#### Records from a data collection

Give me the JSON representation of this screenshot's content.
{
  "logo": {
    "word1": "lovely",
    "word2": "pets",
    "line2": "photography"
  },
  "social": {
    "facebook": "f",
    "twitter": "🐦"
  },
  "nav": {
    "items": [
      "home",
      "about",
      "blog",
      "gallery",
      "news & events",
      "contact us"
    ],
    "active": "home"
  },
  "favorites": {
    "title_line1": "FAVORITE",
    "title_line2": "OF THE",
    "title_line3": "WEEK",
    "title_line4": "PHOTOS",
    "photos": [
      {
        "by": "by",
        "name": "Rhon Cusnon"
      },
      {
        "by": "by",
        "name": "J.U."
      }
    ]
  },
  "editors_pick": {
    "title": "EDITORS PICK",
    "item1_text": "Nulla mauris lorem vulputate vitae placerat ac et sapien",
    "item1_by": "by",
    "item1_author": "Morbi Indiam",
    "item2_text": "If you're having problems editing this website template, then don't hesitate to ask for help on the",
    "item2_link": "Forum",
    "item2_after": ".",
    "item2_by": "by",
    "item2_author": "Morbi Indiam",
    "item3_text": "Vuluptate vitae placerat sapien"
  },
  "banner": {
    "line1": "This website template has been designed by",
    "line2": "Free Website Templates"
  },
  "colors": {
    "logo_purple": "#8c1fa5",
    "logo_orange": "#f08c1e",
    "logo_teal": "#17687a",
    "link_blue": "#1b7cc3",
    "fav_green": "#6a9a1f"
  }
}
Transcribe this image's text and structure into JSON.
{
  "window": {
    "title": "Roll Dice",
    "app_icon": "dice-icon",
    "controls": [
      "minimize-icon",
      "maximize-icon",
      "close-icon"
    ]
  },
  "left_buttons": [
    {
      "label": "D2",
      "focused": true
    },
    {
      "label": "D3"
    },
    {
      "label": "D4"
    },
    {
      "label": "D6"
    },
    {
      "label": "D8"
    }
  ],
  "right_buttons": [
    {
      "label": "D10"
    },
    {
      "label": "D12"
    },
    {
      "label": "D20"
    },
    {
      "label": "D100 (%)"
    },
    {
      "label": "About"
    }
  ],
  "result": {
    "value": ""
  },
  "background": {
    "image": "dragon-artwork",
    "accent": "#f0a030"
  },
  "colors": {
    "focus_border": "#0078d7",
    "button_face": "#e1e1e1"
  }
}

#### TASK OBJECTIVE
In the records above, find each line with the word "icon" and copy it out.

#### OUTPUT
    "app_icon": "dice-icon",
      "minimize-icon",
      "maximize-icon",
      "close-icon"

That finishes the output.